Directions:
Return a copy of every line in the data below that contains "Genesis".

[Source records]
_ _ _

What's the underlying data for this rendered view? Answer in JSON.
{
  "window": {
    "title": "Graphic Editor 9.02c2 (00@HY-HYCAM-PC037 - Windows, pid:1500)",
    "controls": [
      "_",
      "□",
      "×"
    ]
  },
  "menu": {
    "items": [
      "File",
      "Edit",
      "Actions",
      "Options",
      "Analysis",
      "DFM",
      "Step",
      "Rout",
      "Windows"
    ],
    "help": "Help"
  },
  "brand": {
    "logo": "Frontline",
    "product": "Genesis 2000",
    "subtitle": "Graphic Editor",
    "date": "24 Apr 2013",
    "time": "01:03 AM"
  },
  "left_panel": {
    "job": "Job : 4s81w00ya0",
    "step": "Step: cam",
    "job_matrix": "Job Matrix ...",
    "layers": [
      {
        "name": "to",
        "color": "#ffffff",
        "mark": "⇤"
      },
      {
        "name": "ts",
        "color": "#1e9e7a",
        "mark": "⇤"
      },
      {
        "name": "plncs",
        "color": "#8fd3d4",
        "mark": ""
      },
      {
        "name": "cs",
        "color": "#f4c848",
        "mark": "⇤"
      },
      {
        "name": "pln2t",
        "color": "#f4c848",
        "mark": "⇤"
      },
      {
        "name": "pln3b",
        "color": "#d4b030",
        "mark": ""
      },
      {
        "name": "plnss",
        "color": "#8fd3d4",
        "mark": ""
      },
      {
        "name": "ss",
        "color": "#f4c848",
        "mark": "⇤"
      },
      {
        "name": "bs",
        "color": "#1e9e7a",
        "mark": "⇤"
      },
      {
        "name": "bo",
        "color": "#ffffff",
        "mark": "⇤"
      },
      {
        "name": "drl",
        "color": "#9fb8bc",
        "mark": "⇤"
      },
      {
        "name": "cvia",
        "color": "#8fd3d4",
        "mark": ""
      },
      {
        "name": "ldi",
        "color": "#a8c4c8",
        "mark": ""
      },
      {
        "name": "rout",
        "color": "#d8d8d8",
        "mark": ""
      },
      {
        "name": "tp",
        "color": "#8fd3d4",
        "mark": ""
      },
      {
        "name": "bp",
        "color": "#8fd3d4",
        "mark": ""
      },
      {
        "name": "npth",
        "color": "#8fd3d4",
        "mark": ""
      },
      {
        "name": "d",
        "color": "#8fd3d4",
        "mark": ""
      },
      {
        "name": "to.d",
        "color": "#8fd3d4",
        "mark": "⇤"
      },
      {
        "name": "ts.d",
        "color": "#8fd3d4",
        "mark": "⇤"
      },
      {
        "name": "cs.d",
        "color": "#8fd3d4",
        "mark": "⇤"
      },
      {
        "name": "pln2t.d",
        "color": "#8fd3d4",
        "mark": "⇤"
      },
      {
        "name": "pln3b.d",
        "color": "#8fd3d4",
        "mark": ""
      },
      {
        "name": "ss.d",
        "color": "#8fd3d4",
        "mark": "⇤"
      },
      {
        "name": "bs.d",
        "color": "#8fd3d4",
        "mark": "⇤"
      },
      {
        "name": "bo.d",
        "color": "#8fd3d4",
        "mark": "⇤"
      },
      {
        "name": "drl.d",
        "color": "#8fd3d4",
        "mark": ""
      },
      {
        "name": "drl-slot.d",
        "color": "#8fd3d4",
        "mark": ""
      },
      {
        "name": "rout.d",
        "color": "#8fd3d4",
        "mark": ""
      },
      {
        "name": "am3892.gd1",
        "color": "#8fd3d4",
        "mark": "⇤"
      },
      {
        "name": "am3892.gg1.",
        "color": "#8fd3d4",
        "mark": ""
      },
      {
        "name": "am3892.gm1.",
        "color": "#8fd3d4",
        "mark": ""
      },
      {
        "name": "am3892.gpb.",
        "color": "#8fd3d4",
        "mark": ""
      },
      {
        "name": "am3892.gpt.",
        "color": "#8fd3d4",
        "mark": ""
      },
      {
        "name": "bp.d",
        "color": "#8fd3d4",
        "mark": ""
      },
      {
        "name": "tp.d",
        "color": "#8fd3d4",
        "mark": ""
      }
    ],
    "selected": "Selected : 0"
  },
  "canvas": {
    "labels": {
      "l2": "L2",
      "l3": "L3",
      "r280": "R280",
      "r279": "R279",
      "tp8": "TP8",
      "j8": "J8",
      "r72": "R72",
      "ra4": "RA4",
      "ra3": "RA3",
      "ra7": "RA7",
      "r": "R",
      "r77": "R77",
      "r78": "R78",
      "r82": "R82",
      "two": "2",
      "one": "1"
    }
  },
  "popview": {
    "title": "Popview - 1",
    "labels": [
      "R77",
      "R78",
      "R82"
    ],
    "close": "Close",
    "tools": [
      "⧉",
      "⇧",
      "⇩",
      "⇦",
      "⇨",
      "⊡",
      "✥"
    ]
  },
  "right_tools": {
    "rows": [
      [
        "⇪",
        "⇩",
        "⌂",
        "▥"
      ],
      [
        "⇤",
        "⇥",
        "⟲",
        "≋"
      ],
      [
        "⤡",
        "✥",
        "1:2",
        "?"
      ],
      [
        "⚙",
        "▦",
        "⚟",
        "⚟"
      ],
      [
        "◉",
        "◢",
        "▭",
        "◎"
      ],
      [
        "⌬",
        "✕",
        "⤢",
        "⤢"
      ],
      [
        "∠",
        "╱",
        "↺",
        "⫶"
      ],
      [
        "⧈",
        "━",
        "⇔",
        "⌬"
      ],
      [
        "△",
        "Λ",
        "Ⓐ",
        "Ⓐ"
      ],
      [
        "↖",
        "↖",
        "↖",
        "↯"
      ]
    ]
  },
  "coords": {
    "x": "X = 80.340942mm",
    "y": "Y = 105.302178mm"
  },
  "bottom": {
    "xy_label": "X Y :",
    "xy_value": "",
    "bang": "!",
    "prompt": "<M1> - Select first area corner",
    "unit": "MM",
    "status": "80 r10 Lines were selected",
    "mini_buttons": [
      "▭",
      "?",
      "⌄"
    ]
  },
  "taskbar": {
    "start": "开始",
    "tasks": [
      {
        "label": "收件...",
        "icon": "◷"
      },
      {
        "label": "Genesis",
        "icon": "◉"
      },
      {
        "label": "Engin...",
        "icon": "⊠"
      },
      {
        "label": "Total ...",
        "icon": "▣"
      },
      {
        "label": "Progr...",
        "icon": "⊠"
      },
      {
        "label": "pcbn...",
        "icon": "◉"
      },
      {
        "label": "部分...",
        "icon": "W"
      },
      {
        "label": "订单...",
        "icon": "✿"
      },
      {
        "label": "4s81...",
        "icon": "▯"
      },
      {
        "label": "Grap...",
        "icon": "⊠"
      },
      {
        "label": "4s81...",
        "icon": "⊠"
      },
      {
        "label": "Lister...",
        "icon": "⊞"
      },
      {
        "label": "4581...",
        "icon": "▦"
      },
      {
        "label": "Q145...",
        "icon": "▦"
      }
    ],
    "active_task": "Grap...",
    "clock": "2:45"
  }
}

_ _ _

Response area:
    "product": "Genesis 2000",
        "label": "Genesis",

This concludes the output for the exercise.